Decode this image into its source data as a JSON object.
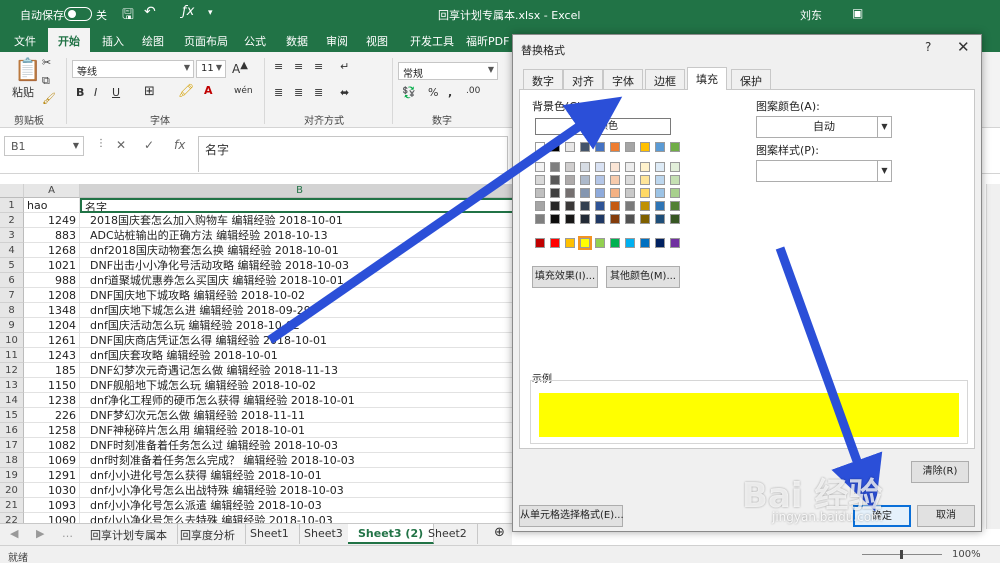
{
  "titlebar": {
    "autosave": "自动保存",
    "autosave_state": "关",
    "filename": "回享计划专属本.xlsx",
    "app": "Excel",
    "user": "刘东",
    "brand_color": "#217346"
  },
  "ribbon_tabs": [
    "文件",
    "开始",
    "插入",
    "绘图",
    "页面布局",
    "公式",
    "数据",
    "审阅",
    "视图",
    "开发工具",
    "福昕PDF"
  ],
  "ribbon": {
    "paste": "粘贴",
    "clipboard": "剪贴板",
    "font_name": "等线",
    "font_size": "11",
    "font_group": "字体",
    "align_group": "对齐方式",
    "number_format": "常规",
    "number_group": "数字"
  },
  "formula": {
    "namebox": "B1",
    "fx": "fx",
    "value": "名字"
  },
  "grid": {
    "col_a": "A",
    "col_b": "B",
    "row_numbers": [
      "1",
      "2",
      "3",
      "4",
      "5",
      "6",
      "7",
      "8",
      "9",
      "10",
      "11",
      "12",
      "13",
      "14",
      "15",
      "16",
      "17",
      "18",
      "19",
      "20",
      "21",
      "22"
    ],
    "header_a": "hao",
    "header_b": "名字",
    "rows": [
      [
        "1249",
        "2018国庆套怎么加入购物车 编辑经验 2018-10-01"
      ],
      [
        "883",
        "ADC站桩输出的正确方法 编辑经验 2018-10-13"
      ],
      [
        "1268",
        "dnf2018国庆动物套怎么换 编辑经验 2018-10-01"
      ],
      [
        "1021",
        "DNF出击小小净化号活动攻略 编辑经验 2018-10-03"
      ],
      [
        "988",
        "dnf道聚城优惠券怎么买国庆 编辑经验 2018-10-01"
      ],
      [
        "1208",
        "DNF国庆地下城攻略 编辑经验 2018-10-02"
      ],
      [
        "1348",
        "dnf国庆地下城怎么进 编辑经验 2018-09-29"
      ],
      [
        "1204",
        "dnf国庆活动怎么玩 编辑经验 2018-10-02"
      ],
      [
        "1261",
        "DNF国庆商店凭证怎么得 编辑经验 2018-10-01"
      ],
      [
        "1243",
        "dnf国庆套攻略 编辑经验 2018-10-01"
      ],
      [
        "185",
        "DNF幻梦次元奇遇记怎么做 编辑经验 2018-11-13"
      ],
      [
        "1150",
        "DNF舰船地下城怎么玩 编辑经验 2018-10-02"
      ],
      [
        "1238",
        "dnf净化工程师的硬币怎么获得 编辑经验 2018-10-01"
      ],
      [
        "226",
        "DNF梦幻次元怎么做 编辑经验 2018-11-11"
      ],
      [
        "1258",
        "DNF神秘碎片怎么用 编辑经验 2018-10-01"
      ],
      [
        "1082",
        "DNF时刻准备着任务怎么过 编辑经验 2018-10-03"
      ],
      [
        "1069",
        "dnf时刻准备着任务怎么完成？ 编辑经验 2018-10-03"
      ],
      [
        "1291",
        "dnf小小进化号怎么获得 编辑经验 2018-10-01"
      ],
      [
        "1030",
        "dnf小小净化号怎么出战特殊 编辑经验 2018-10-03"
      ],
      [
        "1093",
        "dnf小小净化号怎么派遣 编辑经验 2018-10-03"
      ],
      [
        "1090",
        "dnf小小净化号怎么去特殊 编辑经验 2018-10-03"
      ]
    ]
  },
  "sheet_tabs": [
    "回享计划专属本",
    "回享度分析",
    "Sheet1",
    "Sheet3",
    "Sheet3 (2)",
    "Sheet2"
  ],
  "status": {
    "ready": "就绪",
    "zoom": "100%"
  },
  "dialog": {
    "title": "替换格式",
    "help": "?",
    "close": "✕",
    "tabs": [
      "数字",
      "对齐",
      "字体",
      "边框",
      "填充",
      "保护"
    ],
    "bg_label": "背景色(C):",
    "no_color": "无颜色",
    "fill_effects": "填充效果(I)...",
    "more_colors": "其他颜色(M)...",
    "pattern_color_label": "图案颜色(A):",
    "pattern_color_value": "自动",
    "pattern_style_label": "图案样式(P):",
    "sample_label": "示例",
    "sample_color": "#ffff00",
    "clear": "清除(R)",
    "choose_from_cell": "从单元格选择格式(E)...",
    "ok": "确定",
    "cancel": "取消"
  },
  "watermark": {
    "text": "Bai 经验",
    "sub": "jingyan.baidu.com"
  }
}
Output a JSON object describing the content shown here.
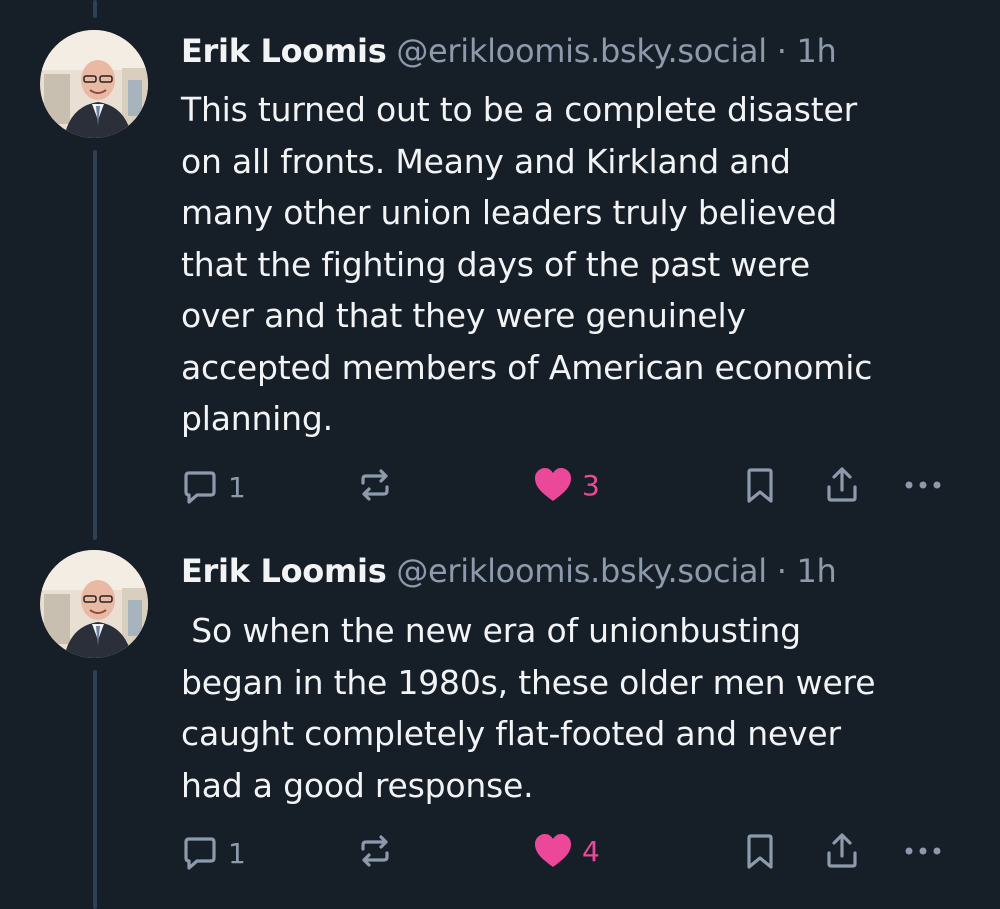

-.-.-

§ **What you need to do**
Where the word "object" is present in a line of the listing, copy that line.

§ **Problem solution**
Decode this image into its source data as a JSON object.
Output a JSON object describing the content shown here.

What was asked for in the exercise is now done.